▶ _Action item_:
Once the line containing "Enumerate this screenshot's text" is found, retype it and each line after it through the last entry below, word for word, and nothing else.

☆ ☆ ☆ ☆ ☆

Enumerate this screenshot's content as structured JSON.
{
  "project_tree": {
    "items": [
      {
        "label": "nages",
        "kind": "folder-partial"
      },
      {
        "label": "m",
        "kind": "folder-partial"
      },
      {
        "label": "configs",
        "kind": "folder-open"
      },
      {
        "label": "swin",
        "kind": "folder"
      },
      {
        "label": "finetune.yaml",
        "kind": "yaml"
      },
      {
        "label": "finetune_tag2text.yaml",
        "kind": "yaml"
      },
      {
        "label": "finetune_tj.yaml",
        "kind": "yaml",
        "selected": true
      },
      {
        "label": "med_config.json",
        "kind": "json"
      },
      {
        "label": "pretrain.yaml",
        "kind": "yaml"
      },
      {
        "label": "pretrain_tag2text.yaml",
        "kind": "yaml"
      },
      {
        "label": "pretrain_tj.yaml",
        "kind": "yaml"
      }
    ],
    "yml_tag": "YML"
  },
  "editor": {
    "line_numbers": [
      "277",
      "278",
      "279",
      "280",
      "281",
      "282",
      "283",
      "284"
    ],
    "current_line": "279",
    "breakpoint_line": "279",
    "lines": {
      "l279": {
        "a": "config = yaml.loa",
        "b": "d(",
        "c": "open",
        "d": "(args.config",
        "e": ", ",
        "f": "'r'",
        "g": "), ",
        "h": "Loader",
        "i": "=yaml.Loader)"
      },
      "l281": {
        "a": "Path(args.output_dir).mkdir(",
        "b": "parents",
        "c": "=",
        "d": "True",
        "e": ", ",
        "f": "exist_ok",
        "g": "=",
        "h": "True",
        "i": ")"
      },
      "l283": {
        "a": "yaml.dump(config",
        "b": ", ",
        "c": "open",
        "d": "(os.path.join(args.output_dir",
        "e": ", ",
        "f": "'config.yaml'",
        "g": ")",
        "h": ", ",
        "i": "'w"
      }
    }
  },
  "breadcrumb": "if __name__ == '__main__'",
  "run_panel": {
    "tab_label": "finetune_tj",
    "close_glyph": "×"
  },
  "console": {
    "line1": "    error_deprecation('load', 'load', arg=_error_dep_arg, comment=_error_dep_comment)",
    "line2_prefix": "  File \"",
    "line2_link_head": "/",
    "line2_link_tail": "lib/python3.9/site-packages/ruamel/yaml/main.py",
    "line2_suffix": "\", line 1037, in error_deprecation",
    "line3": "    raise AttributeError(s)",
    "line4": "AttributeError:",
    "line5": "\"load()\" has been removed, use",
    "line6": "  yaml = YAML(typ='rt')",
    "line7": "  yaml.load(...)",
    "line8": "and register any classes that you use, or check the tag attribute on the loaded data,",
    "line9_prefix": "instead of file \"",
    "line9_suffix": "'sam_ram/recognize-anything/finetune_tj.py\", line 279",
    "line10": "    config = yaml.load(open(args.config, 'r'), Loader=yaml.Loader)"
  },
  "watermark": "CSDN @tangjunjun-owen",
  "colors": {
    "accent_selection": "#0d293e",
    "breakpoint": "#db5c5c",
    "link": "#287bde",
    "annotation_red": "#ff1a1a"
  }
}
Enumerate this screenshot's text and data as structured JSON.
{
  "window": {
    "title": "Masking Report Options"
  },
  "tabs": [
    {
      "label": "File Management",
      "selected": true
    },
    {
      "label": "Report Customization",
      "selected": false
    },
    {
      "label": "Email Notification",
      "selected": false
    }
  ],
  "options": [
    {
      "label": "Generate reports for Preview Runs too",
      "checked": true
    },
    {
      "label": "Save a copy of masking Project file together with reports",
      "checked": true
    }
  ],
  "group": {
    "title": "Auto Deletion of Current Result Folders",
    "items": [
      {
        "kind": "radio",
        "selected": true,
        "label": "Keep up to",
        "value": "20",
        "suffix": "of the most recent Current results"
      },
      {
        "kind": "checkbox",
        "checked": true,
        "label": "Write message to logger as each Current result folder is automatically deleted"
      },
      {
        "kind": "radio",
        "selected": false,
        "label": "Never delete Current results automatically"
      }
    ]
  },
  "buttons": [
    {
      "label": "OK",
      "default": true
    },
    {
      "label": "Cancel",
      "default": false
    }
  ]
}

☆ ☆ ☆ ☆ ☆

▶ _Answer space_:
Enumerate this screenshot's text and data as structured JSON.
{
  "window": {
    "title": "Masking Report Options"
  },
  "tabs": [
    {
      "label": "File Management",
      "selected": true
    },
    {
      "label": "Report Customization",
      "selected": false
    },
    {
      "label": "Email Notification",
      "selected": false
    }
  ],
  "options": [
    {
      "label": "Generate reports for Preview Runs too",
      "checked": true
    },
    {
      "label": "Save a copy of masking Project file together with reports",
      "checked": true
    }
  ],
  "group": {
    "title": "Auto Deletion of Current Result Folders",
    "items": [
      {
        "kind": "radio",
        "selected": true,
        "label": "Keep up to",
        "value": "20",
        "suffix": "of the most recent Current results"
      },
      {
        "kind": "checkbox",
        "checked": true,
        "label": "Write message to logger as each Current result folder is automatically deleted"
      },
      {
        "kind": "radio",
        "selected": false,
        "label": "Never delete Current results automatically"
      }
    ]
  },
  "buttons": [
    {
      "label": "OK",
      "default": true
    },
    {
      "label": "Cancel",
      "default": false
    }
  ]
}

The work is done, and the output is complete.